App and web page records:
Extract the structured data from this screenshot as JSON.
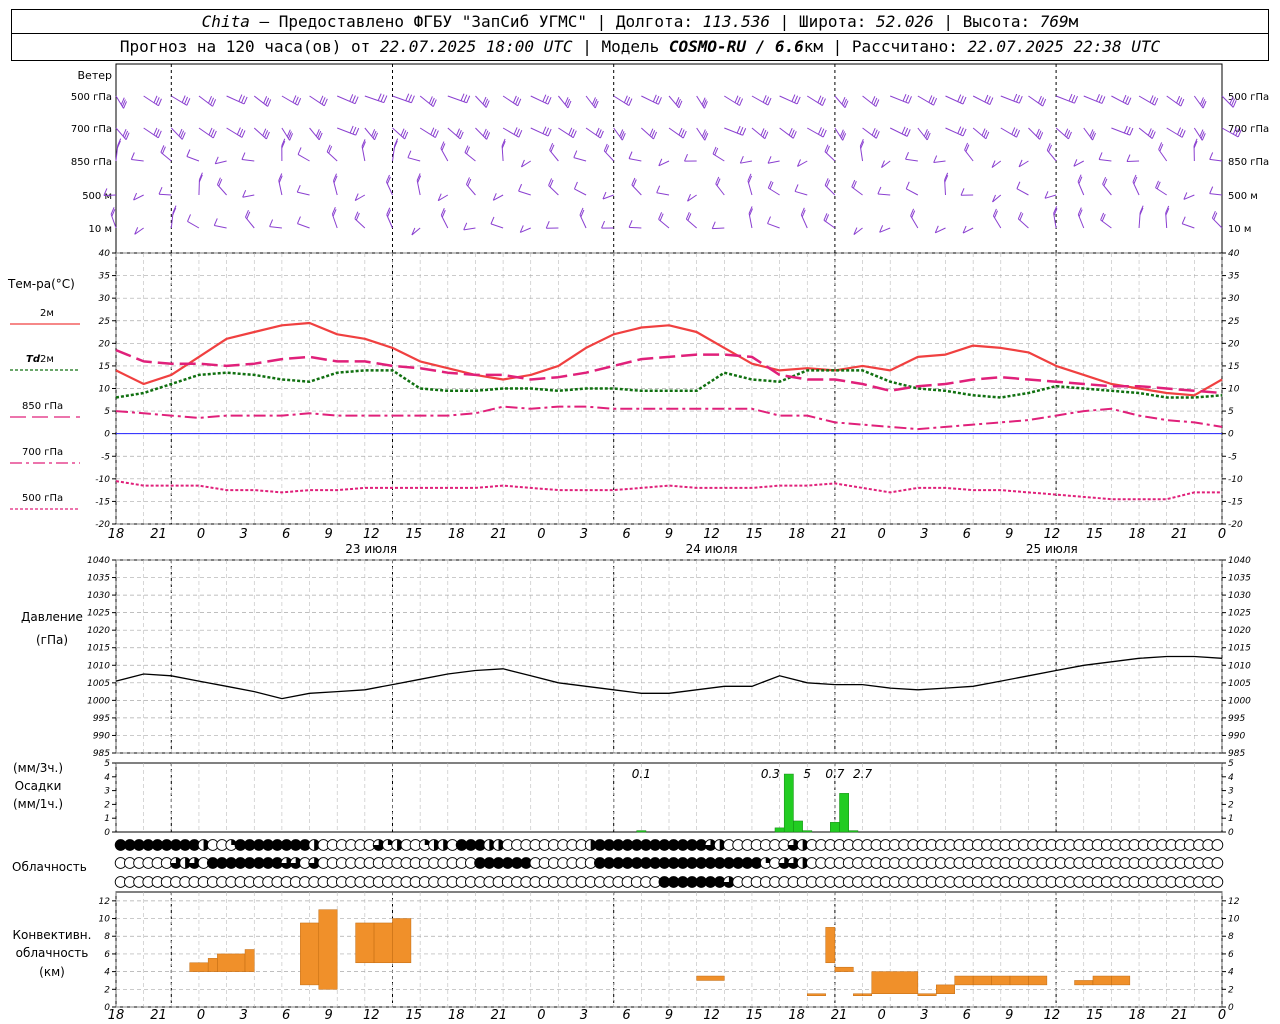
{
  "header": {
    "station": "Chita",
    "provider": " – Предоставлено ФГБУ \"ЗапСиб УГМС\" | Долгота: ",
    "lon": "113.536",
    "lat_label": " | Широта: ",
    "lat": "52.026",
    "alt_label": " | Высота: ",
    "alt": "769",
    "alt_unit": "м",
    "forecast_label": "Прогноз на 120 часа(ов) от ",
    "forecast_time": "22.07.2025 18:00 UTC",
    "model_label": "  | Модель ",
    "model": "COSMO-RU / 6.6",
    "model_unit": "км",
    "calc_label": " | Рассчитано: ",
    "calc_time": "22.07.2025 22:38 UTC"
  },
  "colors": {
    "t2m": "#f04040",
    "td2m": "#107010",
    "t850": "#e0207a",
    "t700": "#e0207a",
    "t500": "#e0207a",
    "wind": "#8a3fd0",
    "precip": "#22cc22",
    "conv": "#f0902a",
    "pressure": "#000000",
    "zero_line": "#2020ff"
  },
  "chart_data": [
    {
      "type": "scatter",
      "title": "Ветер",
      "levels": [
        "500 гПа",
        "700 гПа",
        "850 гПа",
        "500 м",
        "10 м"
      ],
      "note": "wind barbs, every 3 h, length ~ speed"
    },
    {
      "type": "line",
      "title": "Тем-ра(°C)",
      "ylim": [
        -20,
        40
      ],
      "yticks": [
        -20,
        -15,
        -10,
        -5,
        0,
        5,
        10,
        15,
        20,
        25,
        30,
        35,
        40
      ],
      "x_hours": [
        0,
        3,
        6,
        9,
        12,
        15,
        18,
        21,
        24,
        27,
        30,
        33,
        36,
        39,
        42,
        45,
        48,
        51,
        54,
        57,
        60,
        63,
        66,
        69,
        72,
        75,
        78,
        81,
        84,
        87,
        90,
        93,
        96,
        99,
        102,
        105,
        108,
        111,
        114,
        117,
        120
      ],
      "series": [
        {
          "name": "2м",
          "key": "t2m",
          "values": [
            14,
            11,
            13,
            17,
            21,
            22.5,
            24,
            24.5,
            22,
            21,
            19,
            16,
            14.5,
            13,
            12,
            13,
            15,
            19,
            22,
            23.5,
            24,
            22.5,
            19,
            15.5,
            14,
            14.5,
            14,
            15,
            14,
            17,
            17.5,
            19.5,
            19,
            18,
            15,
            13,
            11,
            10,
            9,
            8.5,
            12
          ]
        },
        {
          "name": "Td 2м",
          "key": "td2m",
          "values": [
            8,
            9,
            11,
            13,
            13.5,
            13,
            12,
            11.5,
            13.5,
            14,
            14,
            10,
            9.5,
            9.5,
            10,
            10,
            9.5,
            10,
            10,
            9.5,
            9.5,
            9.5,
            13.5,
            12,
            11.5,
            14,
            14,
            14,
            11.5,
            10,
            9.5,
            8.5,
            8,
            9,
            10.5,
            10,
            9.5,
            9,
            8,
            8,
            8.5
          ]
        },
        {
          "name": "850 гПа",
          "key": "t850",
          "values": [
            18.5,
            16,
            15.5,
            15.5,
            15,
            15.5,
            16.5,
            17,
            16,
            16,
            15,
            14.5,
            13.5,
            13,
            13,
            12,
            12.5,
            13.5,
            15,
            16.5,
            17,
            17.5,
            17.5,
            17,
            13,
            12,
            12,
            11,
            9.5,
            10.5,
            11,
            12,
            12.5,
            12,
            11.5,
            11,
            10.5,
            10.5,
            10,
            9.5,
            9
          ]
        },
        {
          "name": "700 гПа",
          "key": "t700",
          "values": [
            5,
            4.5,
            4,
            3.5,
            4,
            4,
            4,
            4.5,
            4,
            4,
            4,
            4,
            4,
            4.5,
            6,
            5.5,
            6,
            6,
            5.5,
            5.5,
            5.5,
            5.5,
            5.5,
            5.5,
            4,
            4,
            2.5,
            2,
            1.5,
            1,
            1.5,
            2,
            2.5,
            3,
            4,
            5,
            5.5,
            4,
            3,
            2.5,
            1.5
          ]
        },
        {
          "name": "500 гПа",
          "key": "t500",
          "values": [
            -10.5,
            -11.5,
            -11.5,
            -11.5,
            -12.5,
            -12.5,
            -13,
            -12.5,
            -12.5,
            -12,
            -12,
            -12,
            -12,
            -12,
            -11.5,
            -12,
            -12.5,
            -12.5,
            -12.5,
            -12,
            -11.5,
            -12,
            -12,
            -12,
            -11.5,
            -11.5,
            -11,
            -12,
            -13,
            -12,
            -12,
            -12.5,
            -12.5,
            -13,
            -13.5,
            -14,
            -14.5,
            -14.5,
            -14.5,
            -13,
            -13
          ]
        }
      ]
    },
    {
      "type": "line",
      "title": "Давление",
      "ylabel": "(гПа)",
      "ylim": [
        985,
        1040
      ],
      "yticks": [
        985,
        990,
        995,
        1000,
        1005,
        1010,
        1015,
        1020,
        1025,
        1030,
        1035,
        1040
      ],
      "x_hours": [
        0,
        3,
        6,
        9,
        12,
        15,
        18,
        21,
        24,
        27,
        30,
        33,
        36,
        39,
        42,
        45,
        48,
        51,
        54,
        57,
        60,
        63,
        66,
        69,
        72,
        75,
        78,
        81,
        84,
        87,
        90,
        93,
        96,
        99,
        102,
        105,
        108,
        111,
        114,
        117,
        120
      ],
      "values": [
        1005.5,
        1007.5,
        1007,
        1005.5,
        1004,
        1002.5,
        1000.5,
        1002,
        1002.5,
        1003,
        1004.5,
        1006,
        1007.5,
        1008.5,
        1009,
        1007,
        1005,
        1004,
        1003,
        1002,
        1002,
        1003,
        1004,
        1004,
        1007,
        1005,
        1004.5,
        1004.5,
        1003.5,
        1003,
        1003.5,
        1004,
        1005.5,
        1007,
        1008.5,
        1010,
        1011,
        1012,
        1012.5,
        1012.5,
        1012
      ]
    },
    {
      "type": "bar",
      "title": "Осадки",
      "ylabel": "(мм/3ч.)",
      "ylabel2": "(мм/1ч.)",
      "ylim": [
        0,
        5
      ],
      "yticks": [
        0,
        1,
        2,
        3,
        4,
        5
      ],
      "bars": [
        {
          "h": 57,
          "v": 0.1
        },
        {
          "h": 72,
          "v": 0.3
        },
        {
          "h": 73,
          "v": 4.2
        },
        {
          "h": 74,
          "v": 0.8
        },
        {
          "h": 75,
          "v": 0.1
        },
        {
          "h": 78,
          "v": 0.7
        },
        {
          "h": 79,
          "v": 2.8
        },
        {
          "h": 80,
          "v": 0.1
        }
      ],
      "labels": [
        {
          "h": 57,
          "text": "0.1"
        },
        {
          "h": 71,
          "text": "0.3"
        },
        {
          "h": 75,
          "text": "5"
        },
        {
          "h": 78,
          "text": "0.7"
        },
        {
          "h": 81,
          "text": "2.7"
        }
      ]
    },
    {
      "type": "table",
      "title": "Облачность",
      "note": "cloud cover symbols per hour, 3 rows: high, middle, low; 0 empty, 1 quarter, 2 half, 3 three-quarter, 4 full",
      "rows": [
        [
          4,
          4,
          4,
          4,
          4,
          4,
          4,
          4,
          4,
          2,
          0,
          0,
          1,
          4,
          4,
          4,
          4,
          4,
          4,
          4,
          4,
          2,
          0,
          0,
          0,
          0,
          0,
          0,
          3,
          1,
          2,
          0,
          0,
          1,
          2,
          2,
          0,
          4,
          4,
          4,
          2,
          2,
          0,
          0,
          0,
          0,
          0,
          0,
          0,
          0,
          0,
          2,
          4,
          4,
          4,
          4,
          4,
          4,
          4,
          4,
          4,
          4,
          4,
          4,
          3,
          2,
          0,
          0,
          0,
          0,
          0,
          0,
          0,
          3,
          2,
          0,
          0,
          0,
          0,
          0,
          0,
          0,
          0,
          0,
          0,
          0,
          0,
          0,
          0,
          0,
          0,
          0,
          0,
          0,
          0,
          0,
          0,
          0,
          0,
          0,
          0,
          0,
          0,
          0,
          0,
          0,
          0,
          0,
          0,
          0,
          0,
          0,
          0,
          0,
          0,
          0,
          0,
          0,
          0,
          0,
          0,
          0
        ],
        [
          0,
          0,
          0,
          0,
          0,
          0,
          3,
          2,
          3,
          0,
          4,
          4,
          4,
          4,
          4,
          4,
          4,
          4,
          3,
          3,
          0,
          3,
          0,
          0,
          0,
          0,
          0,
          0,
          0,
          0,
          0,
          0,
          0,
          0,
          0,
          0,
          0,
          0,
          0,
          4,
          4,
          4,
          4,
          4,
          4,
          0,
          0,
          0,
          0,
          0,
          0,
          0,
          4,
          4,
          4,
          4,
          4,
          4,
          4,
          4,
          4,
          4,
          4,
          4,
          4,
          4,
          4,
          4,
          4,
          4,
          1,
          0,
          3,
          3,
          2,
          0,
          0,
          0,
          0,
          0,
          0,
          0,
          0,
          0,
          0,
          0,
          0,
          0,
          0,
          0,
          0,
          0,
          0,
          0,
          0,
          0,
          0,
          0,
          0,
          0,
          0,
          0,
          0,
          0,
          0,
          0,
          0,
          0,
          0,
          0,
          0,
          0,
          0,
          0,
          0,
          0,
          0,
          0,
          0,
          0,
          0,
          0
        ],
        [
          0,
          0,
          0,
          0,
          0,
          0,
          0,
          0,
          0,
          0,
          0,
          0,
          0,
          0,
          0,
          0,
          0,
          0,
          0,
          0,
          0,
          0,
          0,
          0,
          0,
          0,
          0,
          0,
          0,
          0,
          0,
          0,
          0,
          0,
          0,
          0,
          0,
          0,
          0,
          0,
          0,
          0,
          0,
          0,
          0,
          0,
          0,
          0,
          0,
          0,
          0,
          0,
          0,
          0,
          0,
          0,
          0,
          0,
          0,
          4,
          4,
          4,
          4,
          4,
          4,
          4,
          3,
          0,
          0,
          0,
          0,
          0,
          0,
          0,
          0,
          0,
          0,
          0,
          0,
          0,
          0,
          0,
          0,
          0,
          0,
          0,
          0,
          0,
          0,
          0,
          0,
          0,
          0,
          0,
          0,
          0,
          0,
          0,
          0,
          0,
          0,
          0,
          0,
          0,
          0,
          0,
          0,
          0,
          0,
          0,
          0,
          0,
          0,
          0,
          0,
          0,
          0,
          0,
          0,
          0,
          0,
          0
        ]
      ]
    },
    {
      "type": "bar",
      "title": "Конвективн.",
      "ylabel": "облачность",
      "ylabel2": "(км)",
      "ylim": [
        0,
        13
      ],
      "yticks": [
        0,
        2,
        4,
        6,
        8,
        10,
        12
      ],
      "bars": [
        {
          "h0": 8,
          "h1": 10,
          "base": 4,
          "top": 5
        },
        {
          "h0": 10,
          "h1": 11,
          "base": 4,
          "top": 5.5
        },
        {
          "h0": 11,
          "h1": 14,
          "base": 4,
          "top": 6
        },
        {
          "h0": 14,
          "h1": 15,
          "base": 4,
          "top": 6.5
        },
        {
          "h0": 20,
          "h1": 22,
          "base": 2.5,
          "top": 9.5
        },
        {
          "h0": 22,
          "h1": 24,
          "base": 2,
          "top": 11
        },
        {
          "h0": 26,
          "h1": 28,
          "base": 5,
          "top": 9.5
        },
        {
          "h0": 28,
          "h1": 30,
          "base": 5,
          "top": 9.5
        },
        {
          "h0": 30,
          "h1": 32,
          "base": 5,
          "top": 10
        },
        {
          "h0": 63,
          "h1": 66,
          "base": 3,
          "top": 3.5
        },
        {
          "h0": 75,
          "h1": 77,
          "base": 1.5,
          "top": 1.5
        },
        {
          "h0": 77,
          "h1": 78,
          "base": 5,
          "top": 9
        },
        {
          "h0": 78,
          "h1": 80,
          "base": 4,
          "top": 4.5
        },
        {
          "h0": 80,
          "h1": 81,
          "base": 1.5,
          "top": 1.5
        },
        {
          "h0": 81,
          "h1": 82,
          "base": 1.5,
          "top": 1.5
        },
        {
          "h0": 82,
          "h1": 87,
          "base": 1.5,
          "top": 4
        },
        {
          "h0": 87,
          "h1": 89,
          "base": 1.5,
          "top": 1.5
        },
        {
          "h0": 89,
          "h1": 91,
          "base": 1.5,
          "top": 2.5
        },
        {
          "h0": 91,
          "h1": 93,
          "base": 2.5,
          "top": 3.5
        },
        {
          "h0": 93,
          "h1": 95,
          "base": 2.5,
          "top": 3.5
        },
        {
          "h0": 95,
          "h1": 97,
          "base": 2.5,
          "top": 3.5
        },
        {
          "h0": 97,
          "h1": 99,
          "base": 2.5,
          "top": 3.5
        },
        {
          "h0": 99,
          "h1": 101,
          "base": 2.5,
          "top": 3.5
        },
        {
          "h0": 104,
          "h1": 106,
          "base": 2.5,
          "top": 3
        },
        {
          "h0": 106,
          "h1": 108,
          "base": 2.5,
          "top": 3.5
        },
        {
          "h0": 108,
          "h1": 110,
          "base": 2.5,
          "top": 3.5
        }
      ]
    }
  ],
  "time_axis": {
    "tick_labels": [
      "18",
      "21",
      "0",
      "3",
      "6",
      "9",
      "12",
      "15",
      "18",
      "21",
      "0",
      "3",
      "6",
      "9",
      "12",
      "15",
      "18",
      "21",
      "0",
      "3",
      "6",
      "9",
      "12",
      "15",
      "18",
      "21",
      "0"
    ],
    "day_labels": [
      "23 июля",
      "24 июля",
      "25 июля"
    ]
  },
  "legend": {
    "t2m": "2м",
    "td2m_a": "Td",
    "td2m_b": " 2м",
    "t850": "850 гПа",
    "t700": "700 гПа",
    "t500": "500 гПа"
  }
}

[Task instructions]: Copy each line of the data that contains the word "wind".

[Exercise result]:
    "wind": "#8a3fd0",
      "note": "wind barbs, every 3 h, length ~ speed"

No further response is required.